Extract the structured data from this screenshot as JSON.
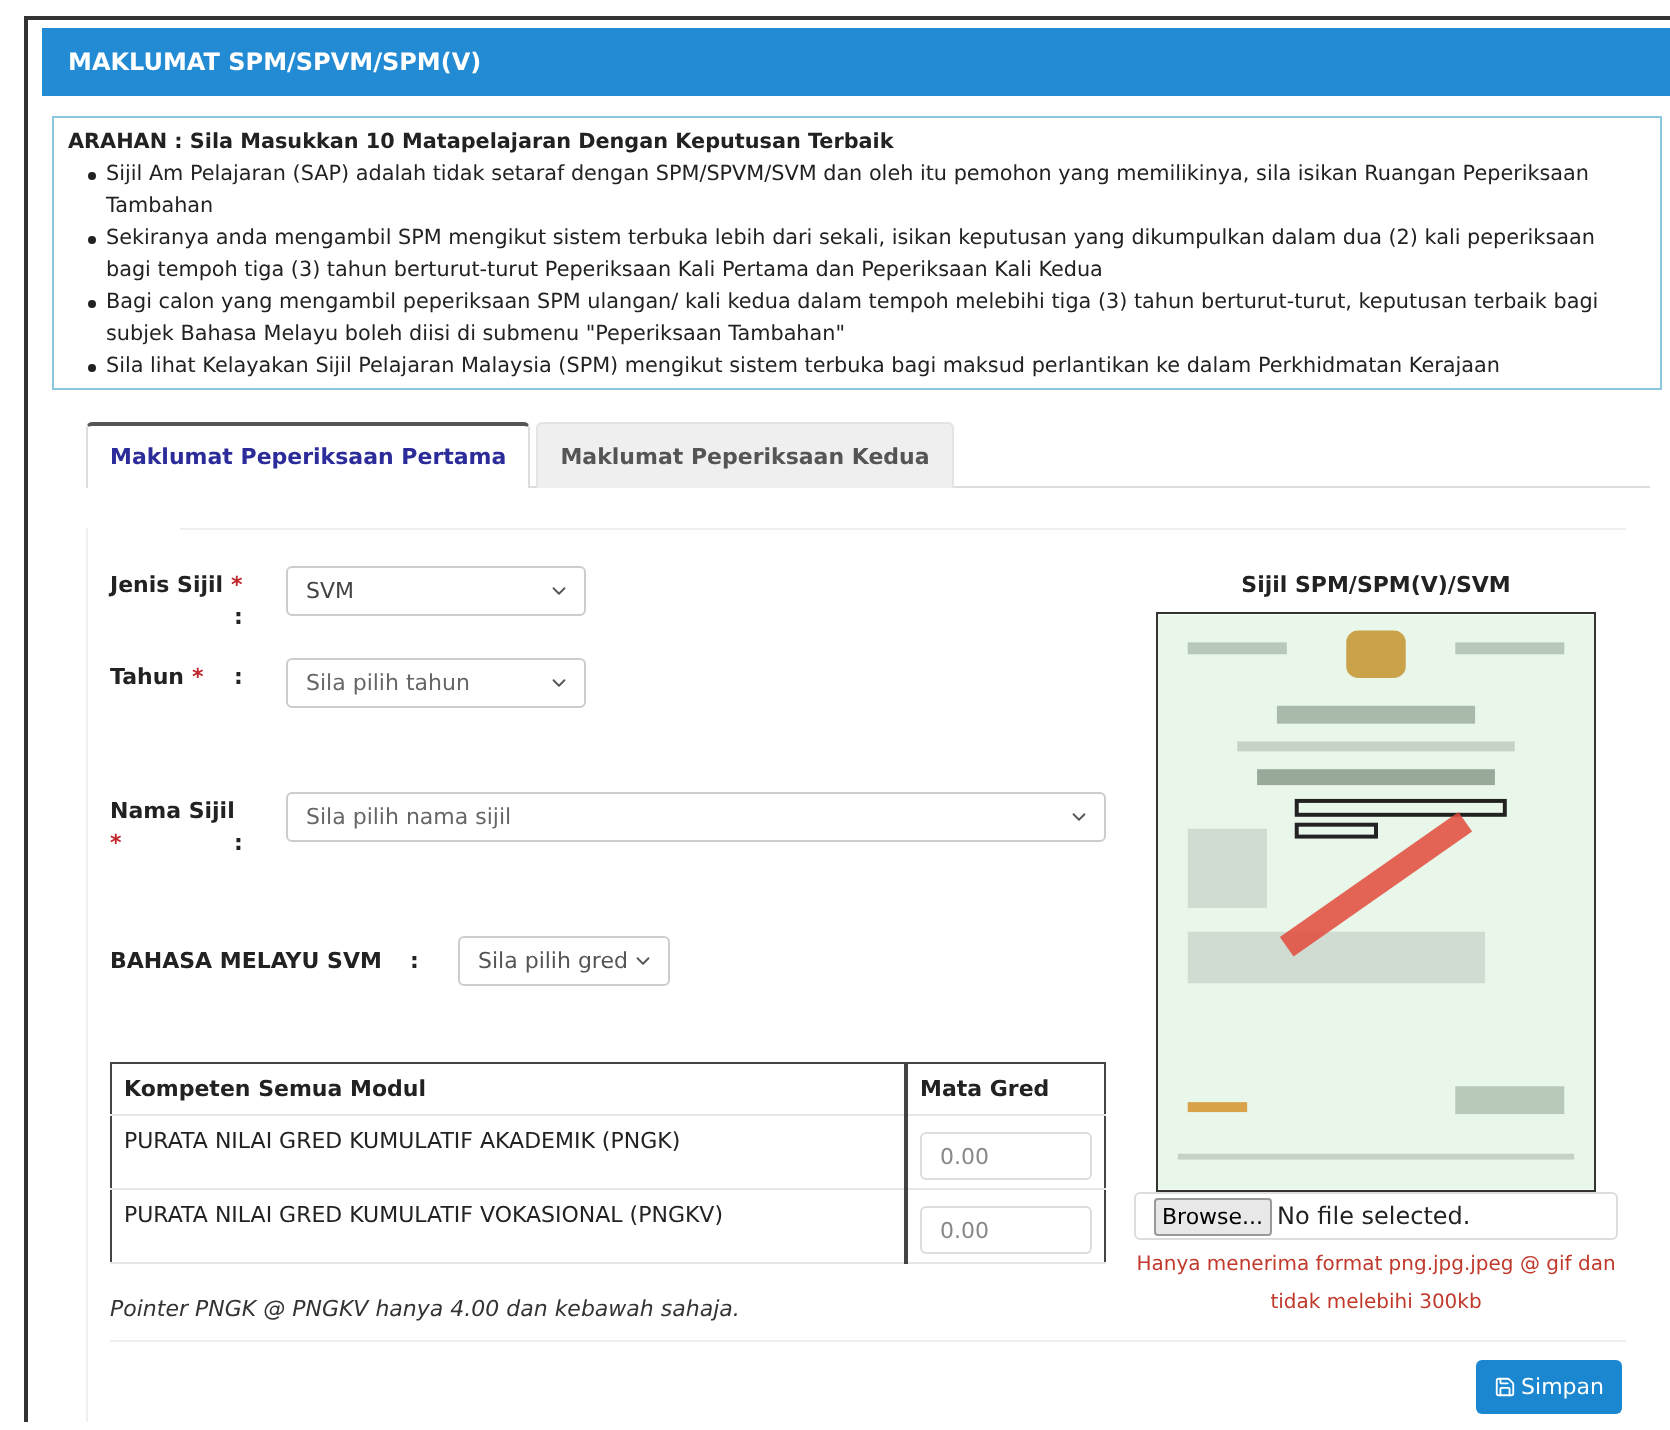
{
  "header": {
    "title": "MAKLUMAT SPM/SPVM/SPM(V)"
  },
  "instructions": {
    "heading": "ARAHAN : Sila Masukkan 10 Matapelajaran Dengan Keputusan Terbaik",
    "items": [
      "Sijil Am Pelajaran (SAP) adalah tidak setaraf dengan SPM/SPVM/SVM dan oleh itu pemohon yang memilikinya, sila isikan Ruangan Peperiksaan Tambahan",
      "Sekiranya anda mengambil SPM mengikut sistem terbuka lebih dari sekali, isikan keputusan yang dikumpulkan dalam dua (2) kali peperiksaan bagi tempoh tiga (3) tahun berturut-turut Peperiksaan Kali Pertama dan Peperiksaan Kali Kedua",
      "Bagi calon yang mengambil peperiksaan SPM ulangan/ kali kedua dalam tempoh melebihi tiga (3) tahun berturut-turut, keputusan terbaik bagi subjek Bahasa Melayu boleh diisi di submenu \"Peperiksaan Tambahan\"",
      "Sila lihat Kelayakan Sijil Pelajaran Malaysia (SPM) mengikut sistem terbuka bagi maksud perlantikan ke dalam Perkhidmatan Kerajaan"
    ]
  },
  "tabs": [
    {
      "label": "Maklumat Peperiksaan Pertama",
      "selected": true
    },
    {
      "label": "Maklumat Peperiksaan Kedua",
      "selected": false
    }
  ],
  "fields": [
    {
      "label": "Jenis Sijil",
      "required_mark": "*",
      "colon": ":",
      "value": "SVM",
      "wide": false,
      "mark_wraps": false
    },
    {
      "label": "Tahun",
      "required_mark": "*",
      "colon": ":",
      "placeholder": "Sila pilih tahun",
      "wide": false,
      "mark_wraps": false
    },
    {
      "label": "Nama Sijil",
      "required_mark": "*",
      "colon": ":",
      "placeholder": "Sila pilih nama sijil",
      "wide": true,
      "mark_wraps": true
    }
  ],
  "grade_field": {
    "label": "BAHASA MELAYU SVM",
    "colon": ":",
    "placeholder": "Sila pilih gred"
  },
  "table": {
    "columns": [
      "Kompeten Semua Modul",
      "Mata Gred"
    ],
    "rows": [
      {
        "label": "PURATA NILAI GRED KUMULATIF AKADEMIK (PNGK)",
        "placeholder": "0.00"
      },
      {
        "label": "PURATA NILAI GRED KUMULATIF VOKASIONAL (PNGKV)",
        "placeholder": "0.00"
      }
    ]
  },
  "note": "Pointer PNGK @ PNGKV hanya 4.00 dan kebawah sahaja.",
  "certificate": {
    "title": "Sijil SPM/SPM(V)/SVM",
    "browse_button": "Browse...",
    "file_status": "No file selected.",
    "hint": "Hanya menerima format png.jpg.jpeg @ gif dan tidak melebihi 300kb"
  },
  "save_button": {
    "label": "Simpan"
  }
}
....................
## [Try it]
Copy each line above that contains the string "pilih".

## [Finished task]
      "placeholder": "Sila pilih tahun",
      "placeholder": "Sila pilih nama sijil",
    "placeholder": "Sila pilih gred"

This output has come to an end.